The independent panel appointed by Defense Secretary Rumsfeld to study the abuse scandal at Iraq's Abu Ghraib prison found "fundamental failures throughout all levels of command, from the soliders on the ground, to Central Command, to the Pentagon." The report, released Tuesday, however, directly faults soldiers serving at Abu Ghraib and their immediate commanders. No senior officials deserve to lose their jobs, the four-member commission led by former defense secretary James Schlesinger said. A second investigation, scheduled for release Wednesday, was expected to blame the intelligence unit and its commanders for some of the abuses.

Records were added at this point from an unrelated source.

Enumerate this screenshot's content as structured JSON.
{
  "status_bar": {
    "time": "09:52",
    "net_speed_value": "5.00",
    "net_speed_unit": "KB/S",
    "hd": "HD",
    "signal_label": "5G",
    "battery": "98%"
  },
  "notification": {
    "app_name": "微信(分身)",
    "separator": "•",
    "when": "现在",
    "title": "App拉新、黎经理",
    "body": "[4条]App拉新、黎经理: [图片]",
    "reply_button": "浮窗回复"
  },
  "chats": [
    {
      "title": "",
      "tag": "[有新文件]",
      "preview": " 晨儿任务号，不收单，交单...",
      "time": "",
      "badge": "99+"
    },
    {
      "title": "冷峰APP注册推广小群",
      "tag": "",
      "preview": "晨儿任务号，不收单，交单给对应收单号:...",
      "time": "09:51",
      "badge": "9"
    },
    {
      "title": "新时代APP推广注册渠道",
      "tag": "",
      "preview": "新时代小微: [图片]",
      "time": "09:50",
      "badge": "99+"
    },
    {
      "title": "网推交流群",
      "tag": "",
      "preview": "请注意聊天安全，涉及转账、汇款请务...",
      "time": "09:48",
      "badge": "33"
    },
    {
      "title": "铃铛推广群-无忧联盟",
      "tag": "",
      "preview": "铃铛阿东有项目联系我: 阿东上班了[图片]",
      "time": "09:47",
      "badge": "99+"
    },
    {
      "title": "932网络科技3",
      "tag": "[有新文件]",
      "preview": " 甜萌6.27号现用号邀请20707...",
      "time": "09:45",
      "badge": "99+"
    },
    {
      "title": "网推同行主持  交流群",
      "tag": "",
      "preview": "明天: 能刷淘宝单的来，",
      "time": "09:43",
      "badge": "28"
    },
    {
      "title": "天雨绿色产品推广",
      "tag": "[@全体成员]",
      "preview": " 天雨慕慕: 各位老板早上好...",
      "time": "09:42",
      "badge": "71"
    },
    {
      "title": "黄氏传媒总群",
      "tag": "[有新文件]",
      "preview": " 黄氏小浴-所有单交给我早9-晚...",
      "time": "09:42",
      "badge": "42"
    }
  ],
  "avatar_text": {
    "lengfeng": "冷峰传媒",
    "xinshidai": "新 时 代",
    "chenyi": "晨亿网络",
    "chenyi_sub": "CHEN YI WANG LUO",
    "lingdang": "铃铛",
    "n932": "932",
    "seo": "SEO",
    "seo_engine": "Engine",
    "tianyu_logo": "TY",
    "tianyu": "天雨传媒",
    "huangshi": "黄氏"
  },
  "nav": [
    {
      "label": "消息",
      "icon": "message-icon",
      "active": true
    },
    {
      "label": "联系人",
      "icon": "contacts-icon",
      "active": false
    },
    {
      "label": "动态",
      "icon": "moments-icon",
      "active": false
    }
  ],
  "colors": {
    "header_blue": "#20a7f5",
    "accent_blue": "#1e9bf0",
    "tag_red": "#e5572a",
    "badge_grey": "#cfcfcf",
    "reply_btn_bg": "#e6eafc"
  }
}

Salim Ahmed Hamdan, who allegedly transported weapons for Al Qaeda after becoming Osama bin Laden's personal bodyguard and driver, appeared Tuesday at the first war-crimes tribunal convened by the US since World War II. Hamdan's Pentagon- appointed lawyer filed almost a dozen challenges to the proceeding, held before a commision of five military officers at the US naval base at Guantánamo Bay, Cuba.
The chief outside counsel to President Bush's reelection campaign, Benjamin Ginsberg, said Tuesday he has provided legal advice to the Swift Boat Veterans for Truth, the group attempting to discredit the Vietnam service record of Democratic presidential nominee John Kerry. While election lawyers do not consider Ginsberg's actions to be a violation of campaign finance laws prohibiting collusion between campaigns and independent groups, The Wash- ington Post said, they appear to complicate the Bush camp's efforts to disassociate itself from the swift-boat veterans attacks.
A two-month pilot program to screen cargo on passenger planes has begun at several US airports, among them Atlanta, Dallas, and Miami, the Transportation Security Administration said Tuesday. The program uses the same technology employed to check luggage for bombs, a task now performed selectively on cargo by specially trained dogs. Delta, United, American, and Alaska airlines are test participants.
Hurricane Charley, which roared ashore along Florida's southwest coast Aug. 13, destroyed more than 12,000 homes, according to a preliminary assessment released by the American Red Cross Tuesday. Charley was the state's worst hurricane since Andrew in 1992 and is blamed for 23 deaths and up to $25 billion in property damage.